What is the basis of tissue specificity of macrophage handling of the microorganisms? It has been shown that CD8 T cells specific for listeriolysin O mediate significant immunity in the liver but not in the spleen Is one cell type essential for antibacterial defense at one site but not at another location, as has been shown for neutrophils and Listeria Would deficiencies of other nutrients result in impaired anti-mycobacterial immunity similar to that observed in mice on low-protein diet?

For instance, deficiencies of vitamin A 1 , 21 , 22 and zinc 1 , 23 — 25 alter a wide range of immune responses. Both in small-for-gestation low-birth-weight infants 26 , 27 and in animal models of intrauterine undernutrition or zinc deficiency 28 , 29 , the immunologic impairment is profound and long lasting. What is the status of other immunologic mechanisms that play an important role in defense against intracellular pathogens, e.

Neutralizing antibodies 42 , gene knockout mice 43 , and adoptive transfer assays 19 with bone marrow chimeric or transgenic rodent hosts can be deployed to study the specific role of individual immune processes. What is the impact of genetic host factors on antigen recognition and immunologic defense 44? Finally, it would be useful to confirm the interesting observations reported in the study by Chan et al. There is exciting new information on another face of host—parasite interaction.

Viruses can mutate and show altered virulence because of nutritional deficiencies in the hosts they infect. Beck and coworkers 45 showed that selenium deficiency enhanced the heart-damaging potential of coxsackievirus. Virus strain recovered from selenium-deficient animals was capable of inducting damage in well-nourished animals.
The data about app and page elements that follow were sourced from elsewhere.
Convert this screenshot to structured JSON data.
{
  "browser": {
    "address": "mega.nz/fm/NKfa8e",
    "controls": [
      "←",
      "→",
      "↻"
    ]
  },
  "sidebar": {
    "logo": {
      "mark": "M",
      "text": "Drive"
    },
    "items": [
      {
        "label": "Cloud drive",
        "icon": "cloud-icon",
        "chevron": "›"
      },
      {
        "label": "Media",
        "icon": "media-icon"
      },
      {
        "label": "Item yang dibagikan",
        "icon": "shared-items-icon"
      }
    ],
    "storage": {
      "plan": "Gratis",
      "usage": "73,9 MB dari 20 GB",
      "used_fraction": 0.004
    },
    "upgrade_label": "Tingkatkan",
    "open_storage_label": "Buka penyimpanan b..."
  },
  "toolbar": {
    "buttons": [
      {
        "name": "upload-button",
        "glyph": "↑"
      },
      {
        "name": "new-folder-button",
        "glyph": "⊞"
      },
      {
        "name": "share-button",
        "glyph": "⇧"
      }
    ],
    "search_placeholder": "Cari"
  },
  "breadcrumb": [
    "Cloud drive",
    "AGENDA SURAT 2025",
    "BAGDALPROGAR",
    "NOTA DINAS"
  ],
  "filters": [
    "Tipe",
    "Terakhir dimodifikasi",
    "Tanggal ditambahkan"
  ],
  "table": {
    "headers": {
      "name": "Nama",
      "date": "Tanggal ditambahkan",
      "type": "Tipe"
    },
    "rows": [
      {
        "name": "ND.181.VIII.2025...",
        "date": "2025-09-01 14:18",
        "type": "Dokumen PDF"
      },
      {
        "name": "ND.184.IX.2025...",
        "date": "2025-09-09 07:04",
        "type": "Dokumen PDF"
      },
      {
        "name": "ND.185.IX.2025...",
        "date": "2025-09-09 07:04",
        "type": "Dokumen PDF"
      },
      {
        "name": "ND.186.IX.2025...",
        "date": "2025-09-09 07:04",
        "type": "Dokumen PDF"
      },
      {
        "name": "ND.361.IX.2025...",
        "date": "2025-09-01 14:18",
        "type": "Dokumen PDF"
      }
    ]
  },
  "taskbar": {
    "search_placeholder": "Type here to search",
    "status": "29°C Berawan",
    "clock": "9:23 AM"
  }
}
Most interestingly, there were six nucleotide changes between the avirulent input virus strain and the virulent virus recovered from selenium-deficient animals.

This report of a specific nutritional deficiency associated with changes in a viral genome and virulence needs confirmation in other viruses and in other nutritional deficiency states.

The Macronutrient Era